Records for this exercise: Begin
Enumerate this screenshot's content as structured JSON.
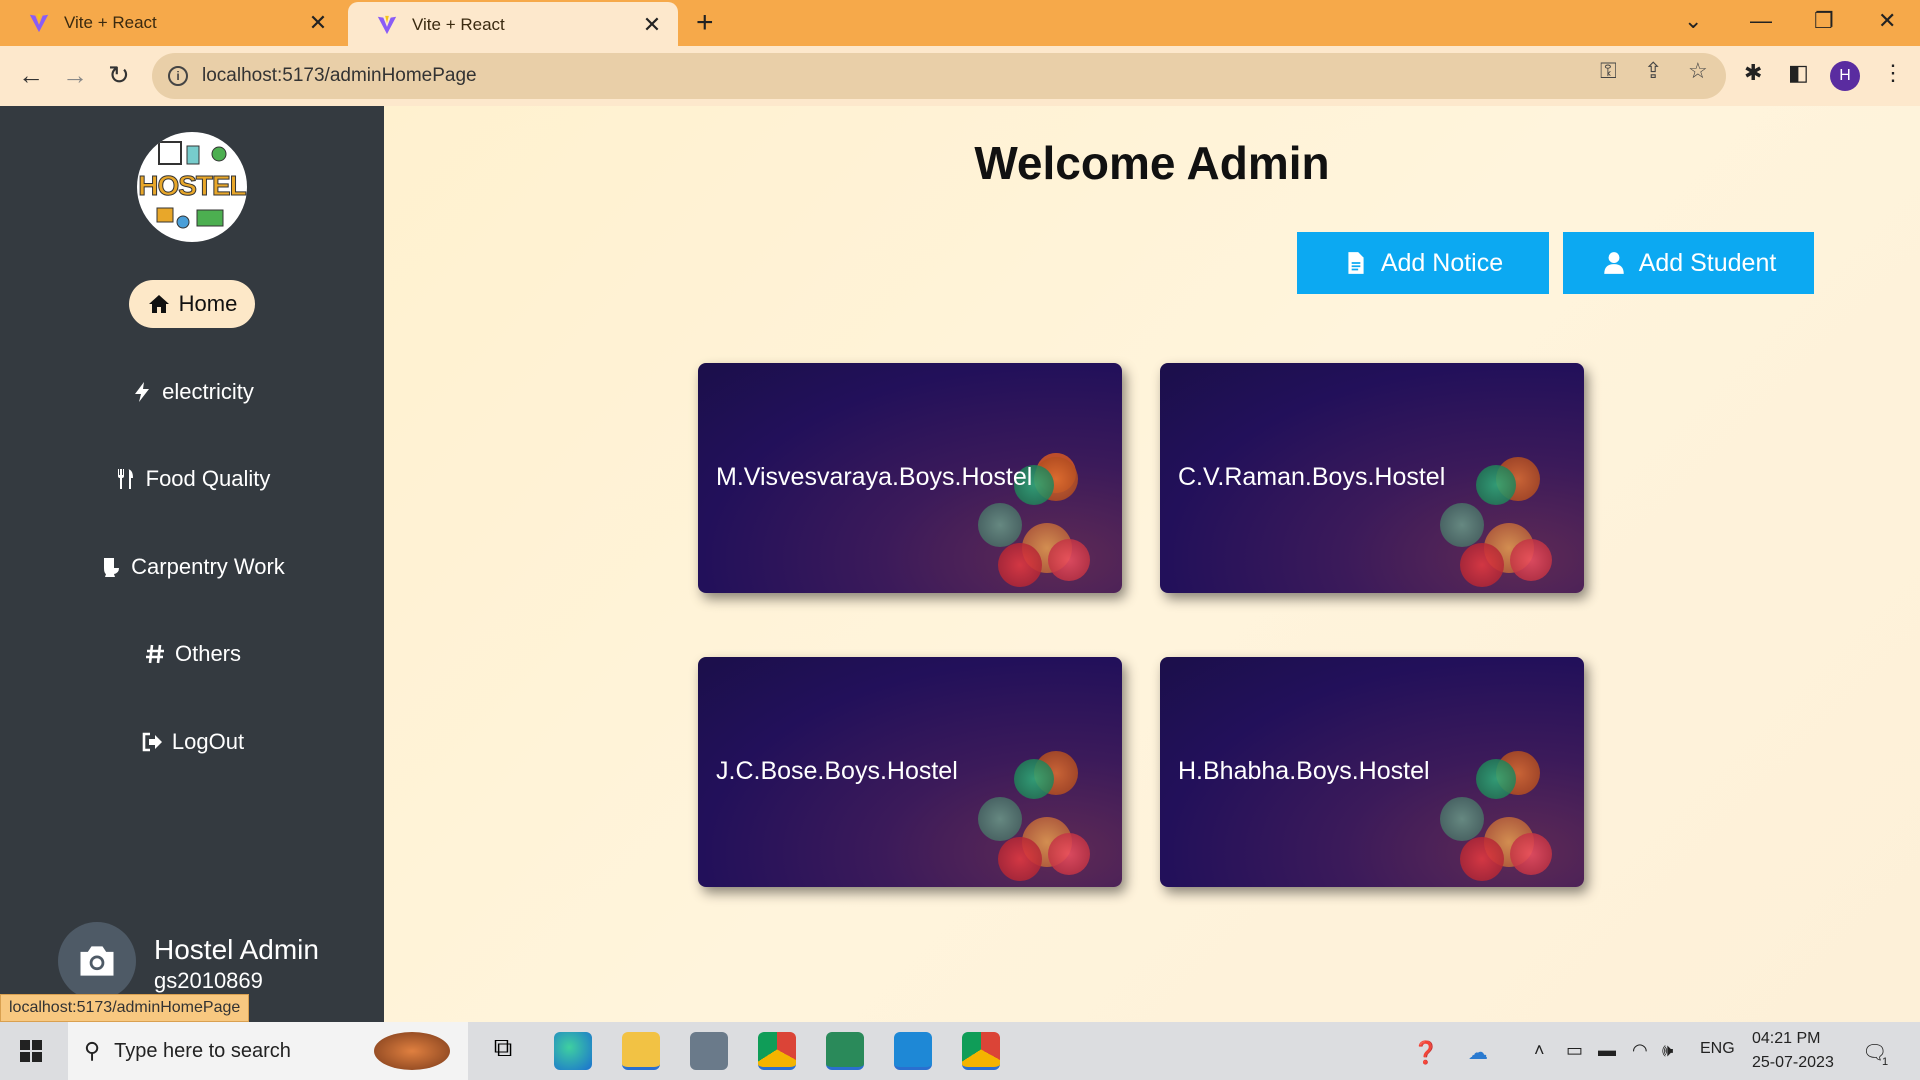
{
  "browser": {
    "tabs": [
      {
        "title": "Vite + React",
        "active": false
      },
      {
        "title": "Vite + React",
        "active": true
      }
    ],
    "url": "localhost:5173/adminHomePage",
    "profile_initial": "H",
    "accent": "#f6a94a"
  },
  "sidebar": {
    "logo_text": "HOSTEL",
    "items": [
      {
        "label": "Home",
        "icon": "home-icon",
        "active": true
      },
      {
        "label": "electricity",
        "icon": "bolt-icon"
      },
      {
        "label": "Food Quality",
        "icon": "utensils-icon"
      },
      {
        "label": "Carpentry Work",
        "icon": "toilet-icon"
      },
      {
        "label": "Others",
        "icon": "hash-icon"
      },
      {
        "label": "LogOut",
        "icon": "logout-icon"
      }
    ],
    "admin": {
      "name": "Hostel Admin",
      "id": "gs2010869",
      "avatar_icon": "camera-icon"
    },
    "status_url": "localhost:5173/adminHomePage"
  },
  "main": {
    "title": "Welcome Admin",
    "actions": {
      "add_notice": "Add Notice",
      "add_student": "Add Student"
    },
    "button_color": "#0ca9f2",
    "hostels": [
      {
        "name": "M.Visvesvaraya.Boys.Hostel"
      },
      {
        "name": "C.V.Raman.Boys.Hostel"
      },
      {
        "name": "J.C.Bose.Boys.Hostel"
      },
      {
        "name": "H.Bhabha.Boys.Hostel"
      }
    ]
  },
  "taskbar": {
    "search_placeholder": "Type here to search",
    "language": "ENG",
    "time": "04:21 PM",
    "date": "25-07-2023",
    "notification_count": "1"
  }
}
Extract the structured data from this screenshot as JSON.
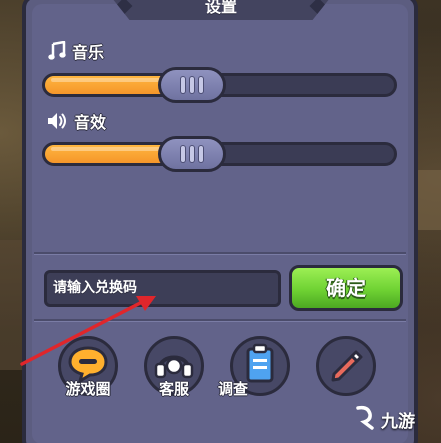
{
  "dialog": {
    "title": "设置"
  },
  "music": {
    "label": "音乐",
    "icon": "music-note-icon",
    "level": 0.42
  },
  "sound": {
    "label": "音效",
    "icon": "speaker-icon",
    "level": 0.42
  },
  "redeem": {
    "placeholder": "请输入兑换码",
    "confirm_label": "确定"
  },
  "shortcuts": [
    {
      "label": "游戏圈",
      "icon": "chat-bubble-icon"
    },
    {
      "label": "客服",
      "icon": "headset-icon"
    },
    {
      "label": "调查",
      "icon": "survey-clipboard-icon"
    },
    {
      "label": "",
      "icon": "pencil-icon"
    }
  ],
  "watermark": {
    "text": "九游"
  },
  "colors": {
    "panel": "#5c5d80",
    "slider_fill": "#f5962a",
    "confirm_button": "#6fd233",
    "annotation_arrow": "#e0262b"
  }
}
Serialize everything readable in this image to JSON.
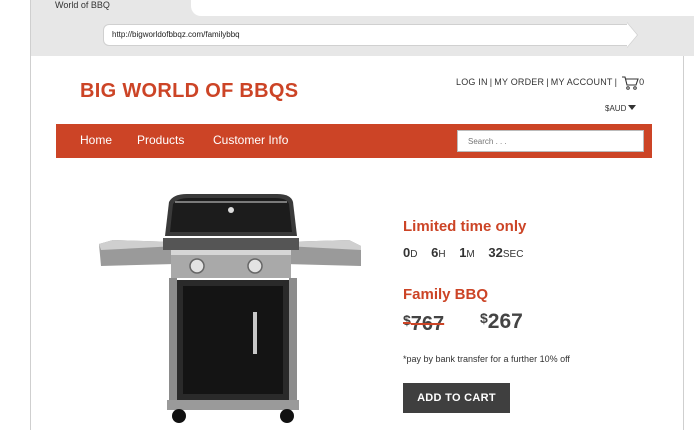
{
  "browser": {
    "tab_title": "World of BBQ",
    "url": "http://bigworldofbbqz.com/familybbq"
  },
  "site": {
    "brand": "BIG WORLD OF BBQS",
    "user_nav": {
      "login": "LOG IN",
      "my_order": "MY ORDER",
      "my_account": "MY ACCOUNT",
      "separator": "|",
      "cart_count": "0",
      "cart_icon": "cart-icon"
    },
    "currency": "$AUD",
    "nav": {
      "home": "Home",
      "products": "Products",
      "customer_info": "Customer Info"
    },
    "search": {
      "placeholder": "Search . . ."
    }
  },
  "product": {
    "promo": "Limited time only",
    "countdown": {
      "days": "0",
      "days_unit": "D",
      "hours": "6",
      "hours_unit": "H",
      "minutes": "1",
      "minutes_unit": "M",
      "seconds": "32",
      "seconds_unit": "SEC"
    },
    "name": "Family BBQ",
    "old_price": {
      "currency": "$",
      "amount": "767"
    },
    "new_price": {
      "currency": "$",
      "amount": "267"
    },
    "note": "*pay by bank transfer for a further 10% off",
    "add_to_cart_label": "ADD TO CART",
    "image_icon": "grill-image"
  },
  "colors": {
    "accent": "#cc4426",
    "button": "#3f3f3f"
  }
}
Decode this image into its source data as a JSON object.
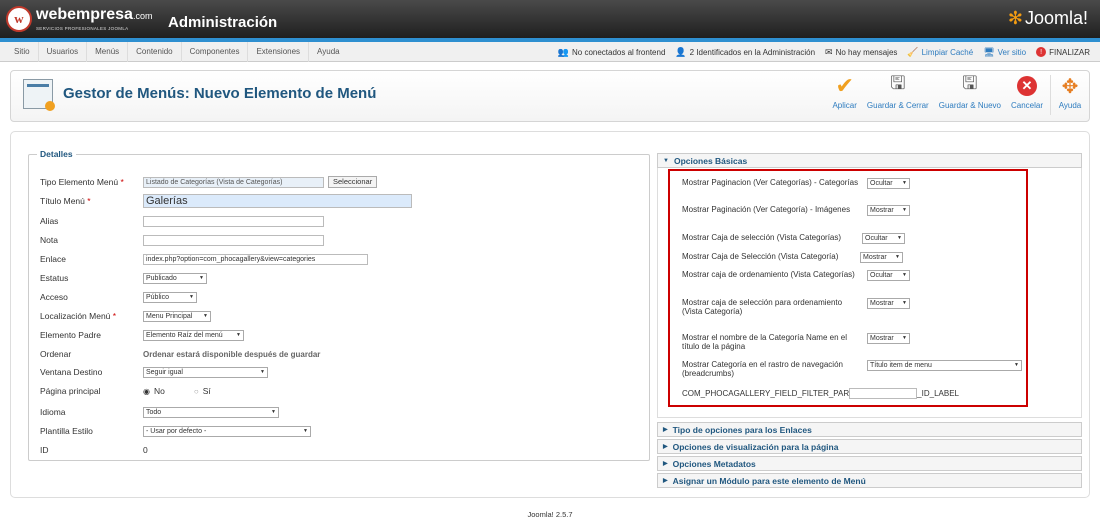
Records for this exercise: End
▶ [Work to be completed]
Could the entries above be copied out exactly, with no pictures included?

▶ [Problem solution]
Enumerate this screenshot's content as structured JSON.
{
  "browser": {
    "tabs": [
      {
        "title": "Vite + React",
        "active": false
      },
      {
        "title": "Vite + React",
        "active": true
      }
    ],
    "url": "localhost:5173/adminHomePage",
    "profile_initial": "H",
    "accent": "#f6a94a"
  },
  "sidebar": {
    "logo_text": "HOSTEL",
    "items": [
      {
        "label": "Home",
        "icon": "home-icon",
        "active": true
      },
      {
        "label": "electricity",
        "icon": "bolt-icon"
      },
      {
        "label": "Food Quality",
        "icon": "utensils-icon"
      },
      {
        "label": "Carpentry Work",
        "icon": "toilet-icon"
      },
      {
        "label": "Others",
        "icon": "hash-icon"
      },
      {
        "label": "LogOut",
        "icon": "logout-icon"
      }
    ],
    "admin": {
      "name": "Hostel Admin",
      "id": "gs2010869",
      "avatar_icon": "camera-icon"
    },
    "status_url": "localhost:5173/adminHomePage"
  },
  "main": {
    "title": "Welcome Admin",
    "actions": {
      "add_notice": "Add Notice",
      "add_student": "Add Student"
    },
    "button_color": "#0ca9f2",
    "hostels": [
      {
        "name": "M.Visvesvaraya.Boys.Hostel"
      },
      {
        "name": "C.V.Raman.Boys.Hostel"
      },
      {
        "name": "J.C.Bose.Boys.Hostel"
      },
      {
        "name": "H.Bhabha.Boys.Hostel"
      }
    ]
  },
  "taskbar": {
    "search_placeholder": "Type here to search",
    "language": "ENG",
    "time": "04:21 PM",
    "date": "25-07-2023",
    "notification_count": "1"
  }
}
Extract the structured data from this screenshot as JSON.
{
  "dialog": {
    "title": "设置"
  },
  "music": {
    "label": "音乐",
    "icon": "music-note-icon",
    "level": 0.42
  },
  "sound": {
    "label": "音效",
    "icon": "speaker-icon",
    "level": 0.42
  },
  "redeem": {
    "placeholder": "请输入兑换码",
    "confirm_label": "确定"
  },
  "shortcuts": [
    {
      "label": "游戏圈",
      "icon": "chat-bubble-icon"
    },
    {
      "label": "客服",
      "icon": "headset-icon"
    },
    {
      "label": "调查",
      "icon": "survey-clipboard-icon"
    },
    {
      "label": "",
      "icon": "pencil-icon"
    }
  ],
  "watermark": {
    "text": "九游"
  },
  "colors": {
    "panel": "#5c5d80",
    "slider_fill": "#f5962a",
    "confirm_button": "#6fd233",
    "annotation_arrow": "#e0262b"
  }
}
Serialize everything readable in this image to JSON.
{
  "browser": {
    "tab_title": "World of BBQ",
    "url": "http://bigworldofbbqz.com/familybbq"
  },
  "site": {
    "brand": "BIG WORLD OF BBQS",
    "user_nav": {
      "login": "LOG IN",
      "my_order": "MY ORDER",
      "my_account": "MY ACCOUNT",
      "separator": "|",
      "cart_count": "0",
      "cart_icon": "cart-icon"
    },
    "currency": "$AUD",
    "nav": {
      "home": "Home",
      "products": "Products",
      "customer_info": "Customer Info"
    },
    "search": {
      "placeholder": "Search . . ."
    }
  },
  "product": {
    "promo": "Limited time only",
    "countdown": {
      "days": "0",
      "days_unit": "D",
      "hours": "6",
      "hours_unit": "H",
      "minutes": "1",
      "minutes_unit": "M",
      "seconds": "32",
      "seconds_unit": "SEC"
    },
    "name": "Family BBQ",
    "old_price": {
      "currency": "$",
      "amount": "767"
    },
    "new_price": {
      "currency": "$",
      "amount": "267"
    },
    "note": "*pay by bank transfer for a further 10% off",
    "add_to_cart_label": "ADD TO CART",
    "image_icon": "grill-image"
  },
  "colors": {
    "accent": "#cc4426",
    "button": "#3f3f3f"
  }
}
Decode this image into its source data as a JSON object.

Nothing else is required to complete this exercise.